For the time being, yes, it is. In 2021 the U.S. State Department said it would put some teeth into the Chemical and Biological Weapons Control and Warfare Elimination Act of 1991 due to the recent poisoning of Russian politician Alexei Navalny, who opposed Vladimir Putin, using Novichok — a nerve agent restricted by the 1997 Chemical Weapons Convention (CWC).
The announcement sent prices of typically cheap Russian ammo into orbit. But the reality of the bill says that Russian ammo (among other items) is subject to denial of importation.
That said, much of the Russian ammo currently being imported gained approval for importation prior to the poisoning. So it’s business as usual for now. But there is a possibility that ammo may one day be the subject of an import ban, so get it while the gettin’ is good.
Can I Reload Steel Case Ammo?
Yes, you can. But is it worth it? Probably not.
Again, steel isn’t as malleable as brass. It’s more prone to splitting and cracking as it’s rammed through dies on a press. If you do decide to reload your steel case ammo, don’t load your rounds more than once.
The Bottom Line on Tulammo
If you’re looking for blasting ammo for an AR, AK, or an old surplus Mosin-Nagant, Tulammo is perfect low-budget training ammo. No one expects world-class accuracy from guns like the AK or the Mosin. So why waste good money shooting high-dollar ammo in these guns?
Many modern ARs are made with generous gas ports and chambers to take full advantage of low-powered ammo, meaning that the most critical points above (5, 6, and 7) are moot.
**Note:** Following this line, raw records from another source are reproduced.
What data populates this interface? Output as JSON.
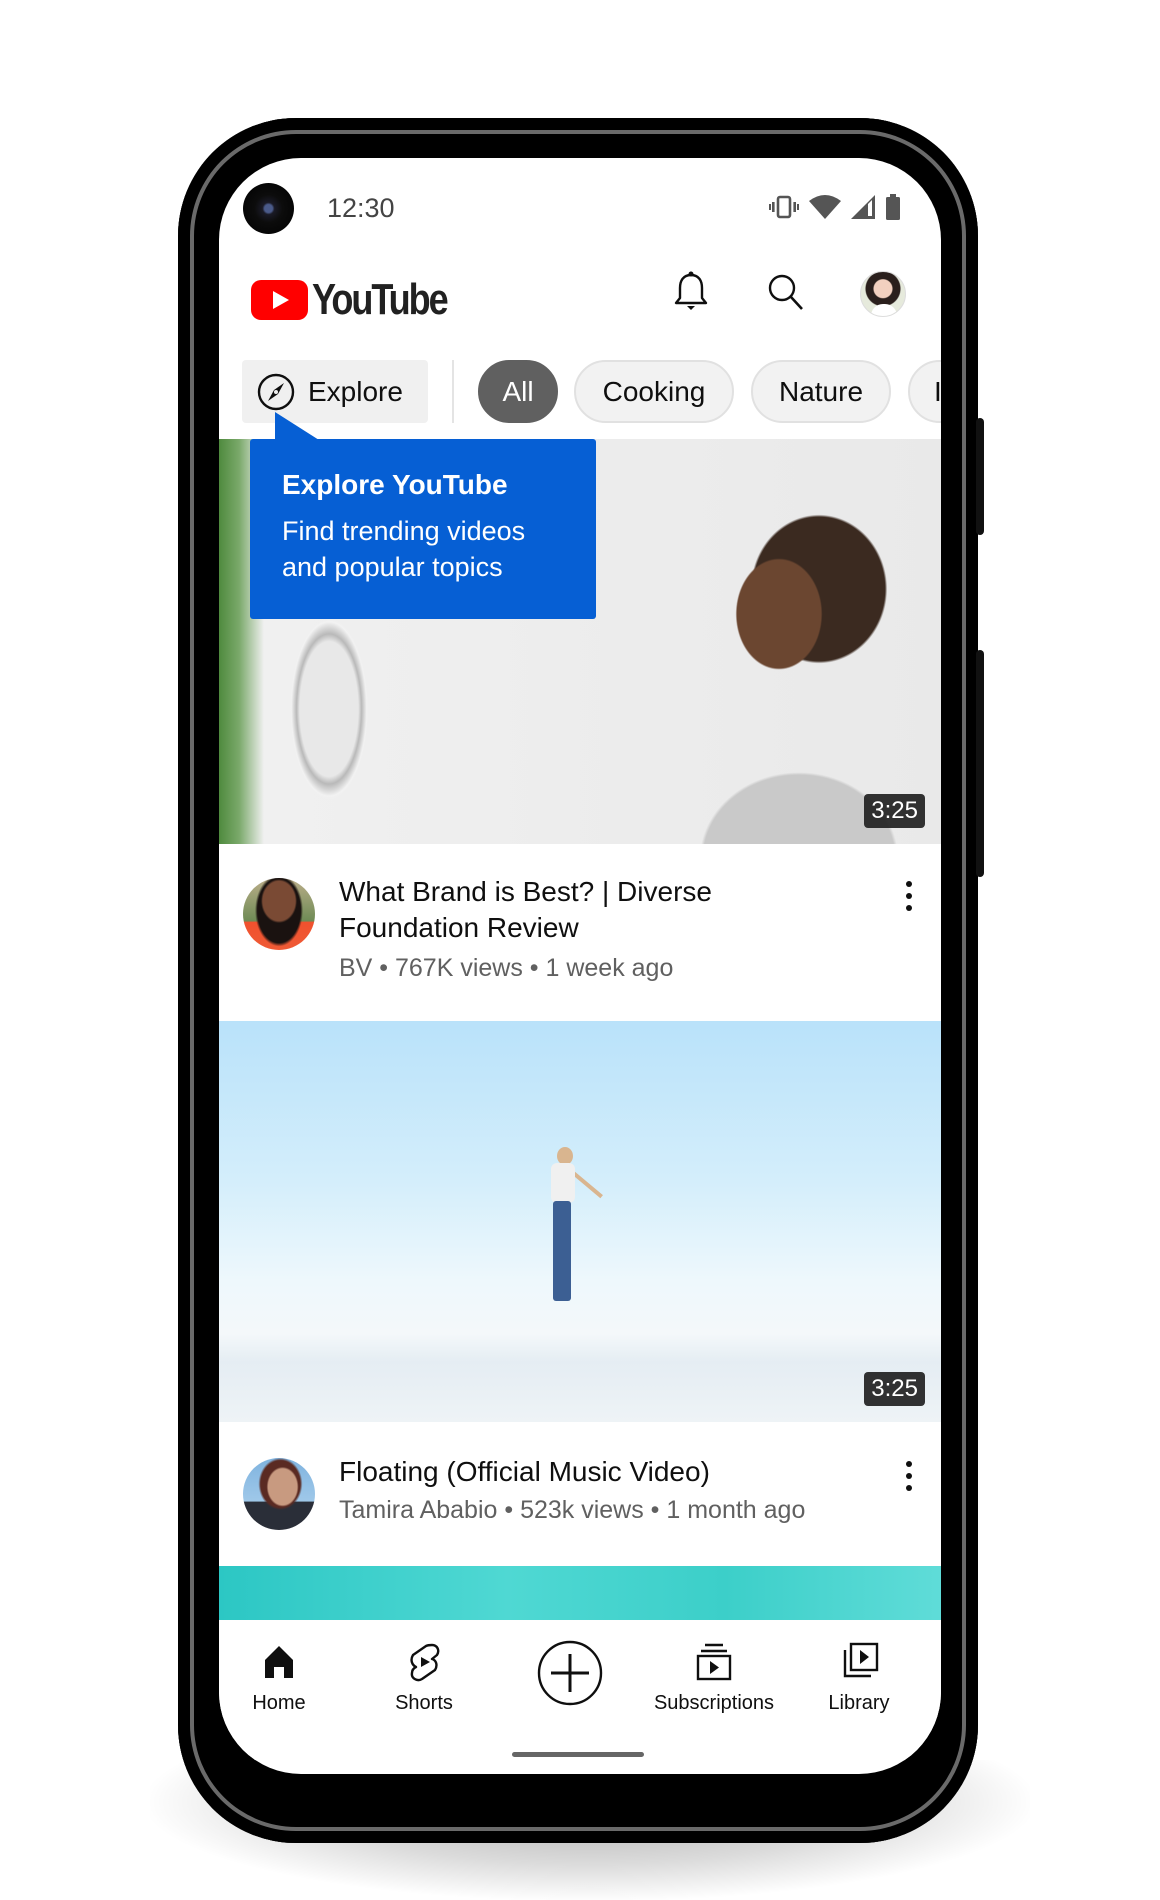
{
  "status_bar": {
    "time": "12:30",
    "icons": [
      "vibrate-icon",
      "wifi-icon",
      "cell-signal-icon",
      "battery-icon"
    ]
  },
  "header": {
    "logo_text": "YouTube",
    "brand_color": "#FF0000",
    "icons": [
      "bell-icon",
      "search-icon",
      "account-avatar"
    ]
  },
  "chips": {
    "explore_label": "Explore",
    "items": [
      {
        "label": "All",
        "selected": true
      },
      {
        "label": "Cooking",
        "selected": false
      },
      {
        "label": "Nature",
        "selected": false
      },
      {
        "label": "I",
        "selected": false
      }
    ]
  },
  "tooltip": {
    "title": "Explore YouTube",
    "body_line1": "Find trending videos",
    "body_line2": "and popular topics",
    "color": "#065FD4"
  },
  "videos": [
    {
      "title": "What Brand is Best? | Diverse Foundation Review",
      "channel": "BV",
      "views": "767K views",
      "age": "1 week ago",
      "duration": "3:25",
      "subtitle": "BV •  767K views • 1 week ago"
    },
    {
      "title": "Floating (Official Music Video)",
      "channel": "Tamira Ababio",
      "views": "523k views",
      "age": "1 month ago",
      "duration": "3:25",
      "subtitle": "Tamira Ababio •  523k views • 1 month ago"
    }
  ],
  "bottom_nav": {
    "items": [
      {
        "label": "Home",
        "icon": "home-icon",
        "active": true
      },
      {
        "label": "Shorts",
        "icon": "shorts-icon",
        "active": false
      },
      {
        "label": "",
        "icon": "create-icon",
        "active": false
      },
      {
        "label": "Subscriptions",
        "icon": "subscriptions-icon",
        "active": false
      },
      {
        "label": "Library",
        "icon": "library-icon",
        "active": false
      }
    ]
  }
}
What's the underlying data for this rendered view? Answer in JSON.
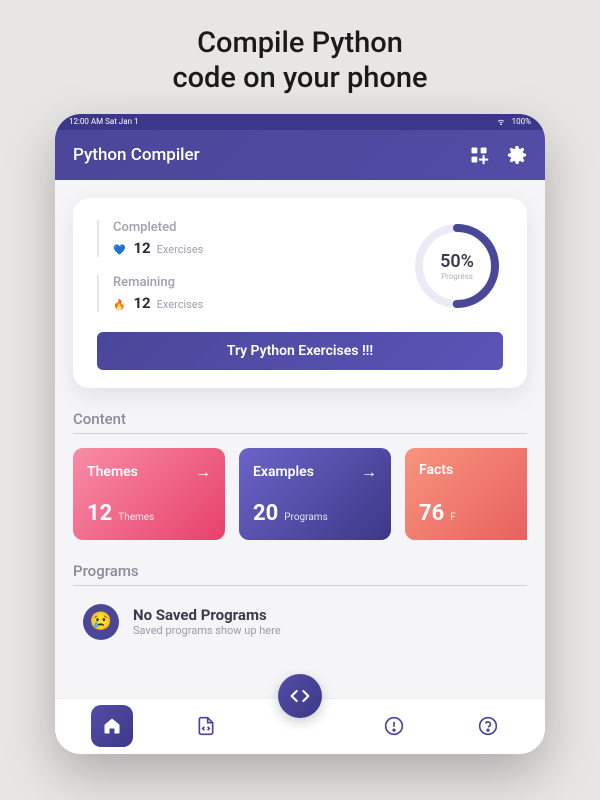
{
  "promo": {
    "line1": "Compile Python",
    "line2": "code on your phone"
  },
  "statusbar": {
    "time": "12:00 AM  Sat Jan 1",
    "battery": "100%"
  },
  "header": {
    "title": "Python Compiler"
  },
  "stats": {
    "completed": {
      "label": "Completed",
      "count": "12",
      "unit": "Exercises",
      "icon": "💙"
    },
    "remaining": {
      "label": "Remaining",
      "count": "12",
      "unit": "Exercises",
      "icon": "🔥"
    },
    "progress": {
      "percent": "50%",
      "label": "Progress",
      "value": 50
    }
  },
  "cta": {
    "label": "Try Python Exercises !!!"
  },
  "sections": {
    "content": {
      "title": "Content"
    },
    "programs": {
      "title": "Programs"
    }
  },
  "content_cards": [
    {
      "title": "Themes",
      "count": "12",
      "unit": "Themes"
    },
    {
      "title": "Examples",
      "count": "20",
      "unit": "Programs"
    },
    {
      "title": "Facts",
      "count": "76",
      "unit": "F"
    }
  ],
  "programs_empty": {
    "title": "No Saved Programs",
    "subtitle": "Saved programs show up here",
    "emoji": "😢"
  }
}
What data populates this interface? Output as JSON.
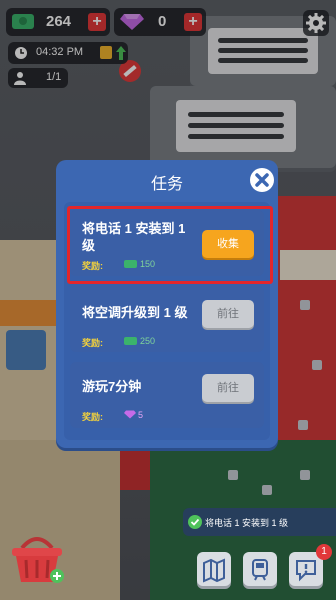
{
  "hud": {
    "cash": "264",
    "gems": "0",
    "time": "04:32 PM",
    "workers": "1/1"
  },
  "dialog": {
    "title": "任务",
    "reward_label": "奖励:",
    "tasks": [
      {
        "title_line1": "将电话 1 安装到 1",
        "title_line2": "级",
        "reward": "150",
        "reward_icon": "cash-icon",
        "button": "收集",
        "state": "collect"
      },
      {
        "title_line1": "将空调升级到 1 级",
        "title_line2": "",
        "reward": "250",
        "reward_icon": "cash-icon",
        "button": "前往",
        "state": "go"
      },
      {
        "title_line1": "游玩7分钟",
        "title_line2": "",
        "reward": "5",
        "reward_icon": "gem-icon",
        "button": "前往",
        "state": "go"
      }
    ]
  },
  "toast": {
    "text": "将电话 1 安装到 1 级"
  },
  "badges": {
    "messages": "1"
  },
  "colors": {
    "dialog_bg": "#3c67b2",
    "collect_button": "#f6a51e",
    "go_button": "#c9ccd1",
    "highlight": "#e3262b",
    "reward_label": "#f3d23c",
    "cash_green": "#3bb36b",
    "gem_purple": "#c66be8"
  }
}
The glory days of cheap surplus ammo are long gone, so we now have to look to other outlets to keep shooting on a budget. Tulammo fills a demand among shooters who are budget-conscious but still want to train and shoot and accept the shortcomings of steel-cased ammo. Although Tulammo is a little more expensive than old Yugoslavian or Bulgarian surplus, it’s not corrosive.Still not convinced? Get a box and test it out for yourself (you can definitely afford it). Order 7.62X54R 148 Grain Full Metal Jacket from Pro Armory today in boxes of 20 or bulk cases.